Is it wrong to be so enamored of a play called blight? Written by John Bavoso, it is a show that has solid writing, some really funny lines, and an assortment of characters that ring true—they are recognizable in their humanity and in their inhumanity.
…these are…rich, nuanced performances.
As staged by Pinky Swear Productions at the Anacostia Playhouse space, one of the few caveats I have about the show is the pictures and decorations on the wall—they just didn’t look right for two lesbians who had just transplanted themselves from an upcoming District neighborhood to a small bedroom town in Delaware. They looked too staid, too lower-end mass-produced, with no personality. The other caveat may be a function of the stage space, but it was a little startling at times to catch glimpses of off-stage actors heading behind the “walls” of the house to their next cue.
Finished with the caveats, here’s what’s good about this show—nearly everything. The actors absolutely inhabit the roles, the script has something to say, the costumes suit each character perfectly, and you care about (most) of these people. They’re messy and contradictory and so is life.
Briefly, a lesbian couple buys a house that used to belong to the family of a mass murderer; no murders took place in the house, but he traveled to West Chester, PA, to shoot up a Planned Parenthood clinic. The two would-be homeowners are horrified and end up having to contend with how the townspeople want, actually demand, different solutions to the “problem” of the house. Meanwhile, Silvia wants to kickstart a family with her wife, Cat, and given the cheapness of the house compared to properties elsewhere, she persuades the unsure Cat to agree to buy the house, but without fully expressing how soon she wants to start a family.
Silvia is played by Pauline Lamb, and she portrays her as a kick-a*s woman who has worked hard to leave behind a chaotic childhood and establish herself in the middle class—and as a proud lesbian. This house represents a milestone for her. Cat, played by Rachel Manteuffel, is more passive; she notes once that her family never screamed at each other and she is obviously uncomfortable with confrontation; until she finds her inner warrior and changes the playing field for a whole bunch of people. These two are so natural and artless together I read the program half-expecting them to be a real-life couple. They embody the countless alterations people make each day when living intimately with another human being; these are two rich, nuanced performances.
Providing some comic relief as a very understated, wary real estate agent is Dannielle Hutchinson as Fanny Atwood. She put one in mind of a cat in her interactions with people—aloof, judging you, her own agenda. She has ties to almost everyone in town, however, and as one of the few African-Americans in this very white suburb, which she really seems to detest, you wonder why she stays.
Jacqueline Chenault portrays Tracy Roberts, the mayor, who is not a pleasant person behind the smile. She wants to tear the house down and salt the earth and sees no reason why the two new homeowners should get in her way. She hires Dave Sullivan, a “bad house” real estate consultant to examine the house and the circumstances and give a report to herself and the town council.
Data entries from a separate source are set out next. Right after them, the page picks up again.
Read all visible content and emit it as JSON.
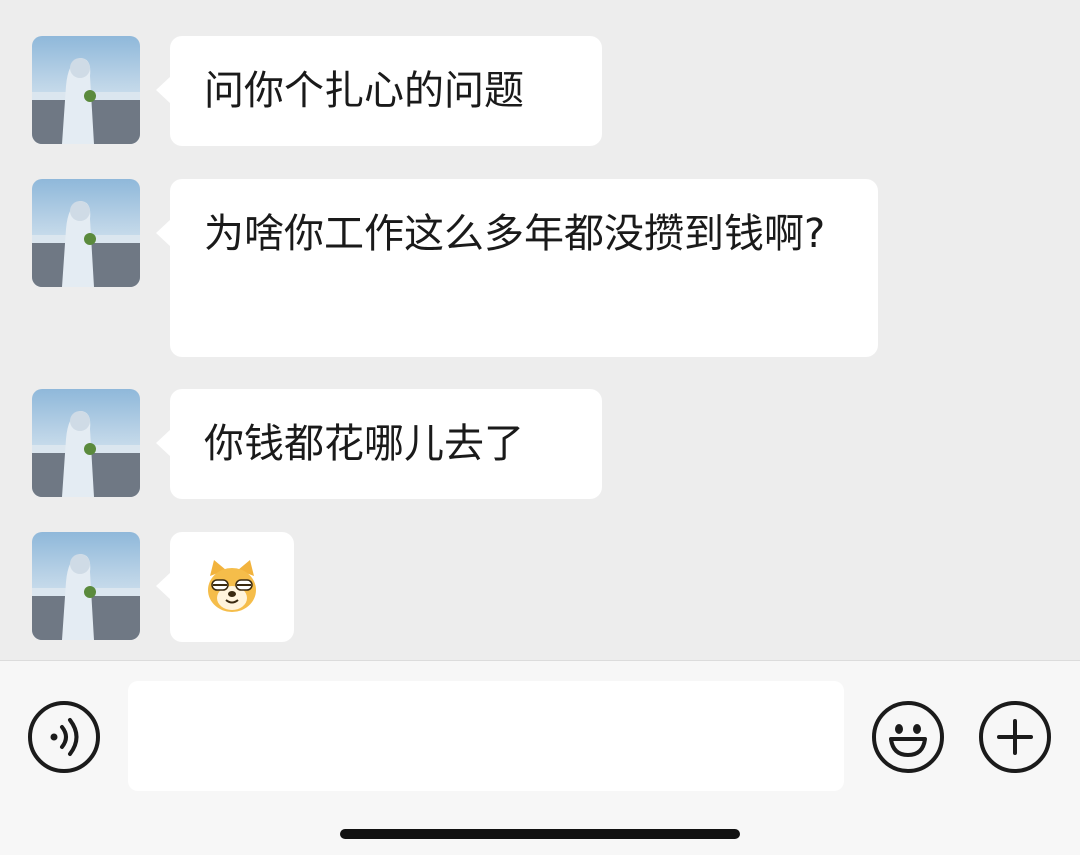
{
  "messages": [
    {
      "sender": "other",
      "type": "text",
      "text": "问你个扎心的问题"
    },
    {
      "sender": "other",
      "type": "text",
      "text": "为啥你工作这么多年都没攒到钱啊?"
    },
    {
      "sender": "other",
      "type": "text",
      "text": "你钱都花哪儿去了"
    },
    {
      "sender": "other",
      "type": "sticker",
      "sticker": "doge-smirk-emoji"
    }
  ],
  "input_bar": {
    "voice_icon": "voice-icon",
    "text_value": "",
    "emoji_icon": "smiley-face-icon",
    "more_icon": "plus-icon"
  },
  "colors": {
    "background": "#ededed",
    "bubble": "#ffffff",
    "input_bar": "#f7f7f7"
  }
}
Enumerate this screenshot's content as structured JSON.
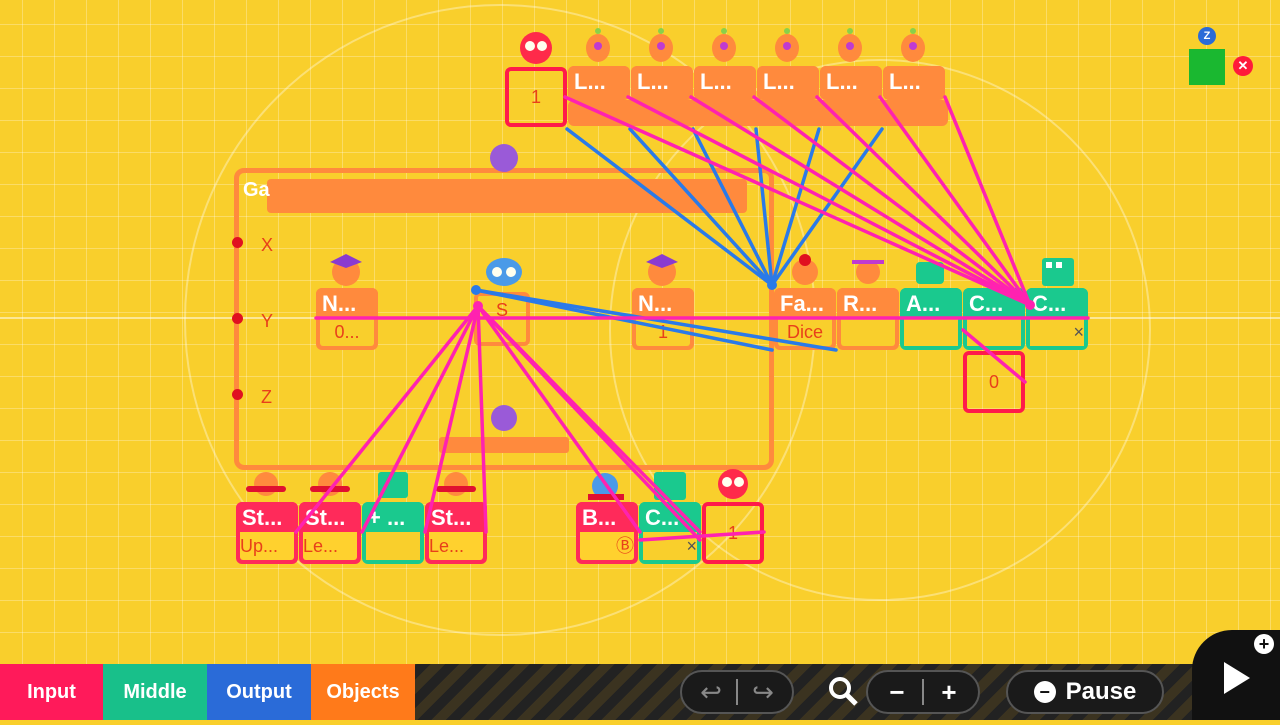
{
  "editor": {
    "game_screen_node": {
      "title": "Ga",
      "ports": [
        "X",
        "Y",
        "Z"
      ]
    },
    "top_row": [
      {
        "title": "1",
        "kind": "constant"
      },
      {
        "title": "L...",
        "kind": "object"
      },
      {
        "title": "L...",
        "kind": "object"
      },
      {
        "title": "L...",
        "kind": "object"
      },
      {
        "title": "L...",
        "kind": "object"
      },
      {
        "title": "L...",
        "kind": "object"
      },
      {
        "title": "L...",
        "kind": "object"
      }
    ],
    "middle_nodes": [
      {
        "title": "N...",
        "sub": "0..."
      },
      {
        "title": "S",
        "sub": ""
      },
      {
        "title": "N...",
        "sub": "1"
      },
      {
        "title": "Fa...",
        "sub": "Dice"
      },
      {
        "title": "R...",
        "sub": ""
      },
      {
        "title": "A...",
        "sub": ""
      },
      {
        "title": "C...",
        "sub": ""
      },
      {
        "title": "C...",
        "sub": "×"
      }
    ],
    "constant_right": {
      "value": "0"
    },
    "bottom_nodes": [
      {
        "title": "St...",
        "sub": "Up..."
      },
      {
        "title": "St...",
        "sub": "Le..."
      },
      {
        "title": "+ ...",
        "sub": ""
      },
      {
        "title": "St...",
        "sub": "Le..."
      },
      {
        "title": "B...",
        "sub": "Ⓑ"
      },
      {
        "title": "C...",
        "sub": "×"
      },
      {
        "title": "1",
        "sub": ""
      }
    ],
    "camera_badge": "Z"
  },
  "toolbar": {
    "tabs": [
      {
        "label": "Input",
        "color": "#ff1a5a"
      },
      {
        "label": "Middle",
        "color": "#18c08a"
      },
      {
        "label": "Output",
        "color": "#2a6bd8"
      },
      {
        "label": "Objects",
        "color": "#ff7a1a"
      }
    ],
    "undo_icon": "undo-arrow",
    "redo_icon": "redo-arrow",
    "zoom_icon": "magnifier",
    "zoom_out": "−",
    "zoom_in": "+",
    "pause_label": "Pause",
    "pause_icon": "minus-circle",
    "play_icon": "play-triangle",
    "add_icon": "plus-circle"
  }
}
As played by Dave Sullivan, he turns out to be probably the most honorable person in that town. Lisa Rogers is an activist played by Hilary Kelly; her’s is the most stereotypical role—strident and didactic and possibly crushing on Cat. She does have a couple of shouting matches with the evangelical Christian next-door neighbor Craig Cappetta (a smarmy Brian Crane); these two obviously have a history. When these two butt heads, it is very reminiscent of the current tide in political discourse.
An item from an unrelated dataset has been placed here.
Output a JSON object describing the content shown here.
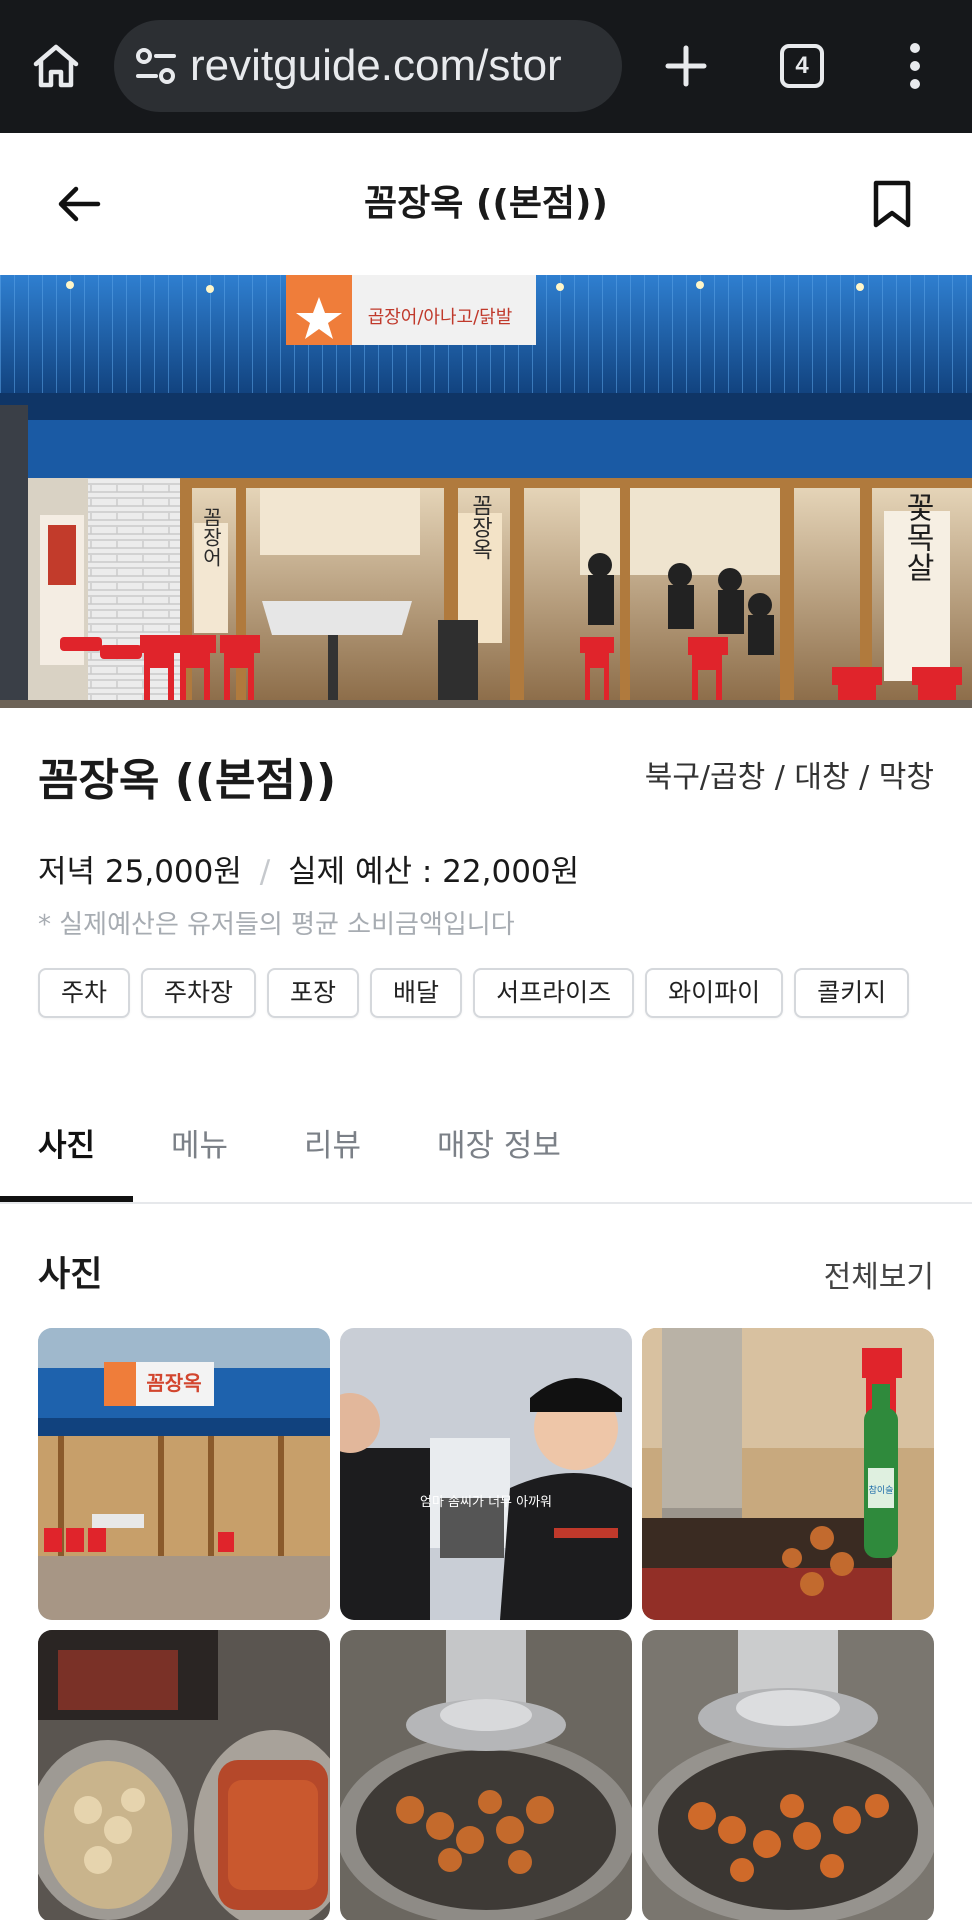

While Cat and Silvia are trying to settle into their new house and figure out next steps, the ghosts of the former owners, Loretta, the mother, and Kristofer, the son and murderer, play out some of the past in that house. It brings a hint of a ghost story to the proceedings; it also makes one wonder what one would do if they found themselves in the position of buying a property that had a stigma on it. As Silvia points out, if everybody refused to buy a house where something bad had happened, no one would be living inside anywhere. The portrayal of Loretta by Rebecca Dreyfuss is heartbreaking; it seems to have been less thought out by the author, but she colors outside those lines to show a woman with an older teenage son who is trying so hard to be a good parent, a good employee, and a good person. Thomas Shuman plays Kristofer as a human boy who feels betrayed by those who should protect him and who looks desperately for belonging in the wrong place. Both actors give very nuanced performances and help humanize the so-called monster.
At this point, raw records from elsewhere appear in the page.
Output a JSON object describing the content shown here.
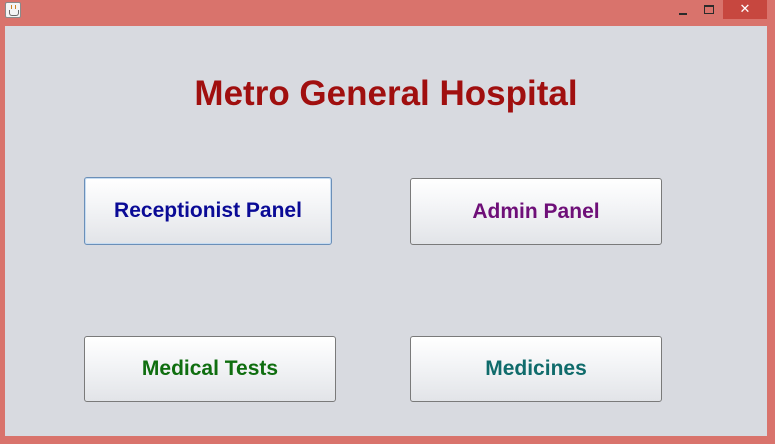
{
  "window": {
    "minimize_symbol": "",
    "close_symbol": "✕",
    "icon": "java-app-icon"
  },
  "main": {
    "title": "Metro General Hospital",
    "buttons": [
      {
        "label": "Receptionist Panel",
        "color": "#0a0a96",
        "focused": true
      },
      {
        "label": "Admin Panel",
        "color": "#6e0f78",
        "focused": false
      },
      {
        "label": "Medical Tests",
        "color": "#0f6e0f",
        "focused": false
      },
      {
        "label": "Medicines",
        "color": "#0f6b6b",
        "focused": false
      }
    ]
  },
  "colors": {
    "title_bar": "#d9736c",
    "close_button": "#c7473f",
    "content_background": "#d8dae0",
    "title_text": "#a00f0f"
  }
}
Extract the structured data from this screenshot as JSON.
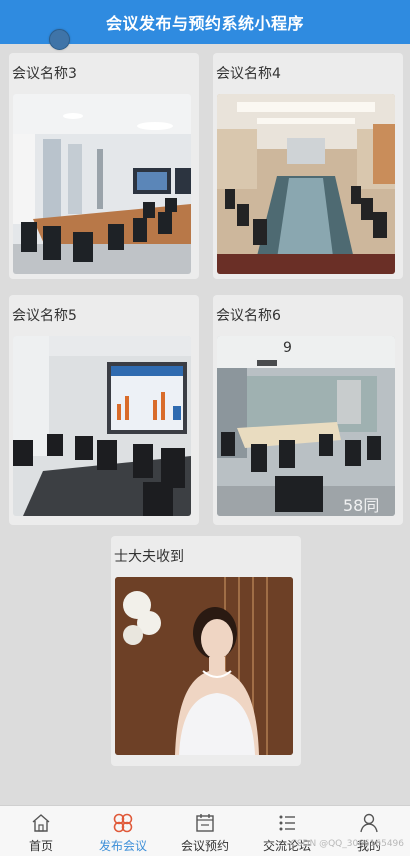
{
  "header": {
    "title": "会议发布与预约系统小程序"
  },
  "cards": [
    {
      "title": "会议名称3",
      "image": "meeting-room-screens-photo"
    },
    {
      "title": "会议名称4",
      "image": "boardroom-long-table-photo"
    },
    {
      "title": "会议名称5",
      "image": "meeting-room-presentation-screen-photo"
    },
    {
      "title": "会议名称6",
      "image": "conference-room-grey-photo"
    },
    {
      "title": "士大夫收到",
      "image": "woman-portrait-photo"
    }
  ],
  "tabbar": {
    "items": [
      {
        "label": "首页",
        "icon": "home-icon"
      },
      {
        "label": "发布会议",
        "icon": "grid-icon",
        "active": true
      },
      {
        "label": "会议预约",
        "icon": "calendar-icon"
      },
      {
        "label": "交流论坛",
        "icon": "list-icon"
      },
      {
        "label": "我的",
        "icon": "user-icon"
      }
    ]
  },
  "watermark": "CSDN @QQ_3066165496",
  "image_overlay_text": {
    "card4_logo": "58同",
    "card4_handwritten": "9"
  },
  "colors": {
    "header": "#2f8be0",
    "active_tab": "#3d8fd8",
    "background": "#dcdcdc"
  }
}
This play asks some interesting questions. Who should be judged? Who should get to do the judging? Is it possible to ever take self-interest out of any situation? Why do we judge so quickly? How do we take fear out of an equation before we act on it? Why can’t humans be more accepting? What are we so afraid of? This show also engendered some lively conversation on the ride home; but whether it does or not, it’s also a really well-done show with an erudite script, and a powerful emotional wallop.
Advisory: Language, adult subjects, suicide, one gunshot.
Running Time: Approximately two hours with one 15 intermission.
“Blight” runs from October 19 – November 11, 2018, Pinky Swear Productions, produced at Anacostia Playhouse, 2020 Shannon Street, SE, Washington, DC. For more information, please click here.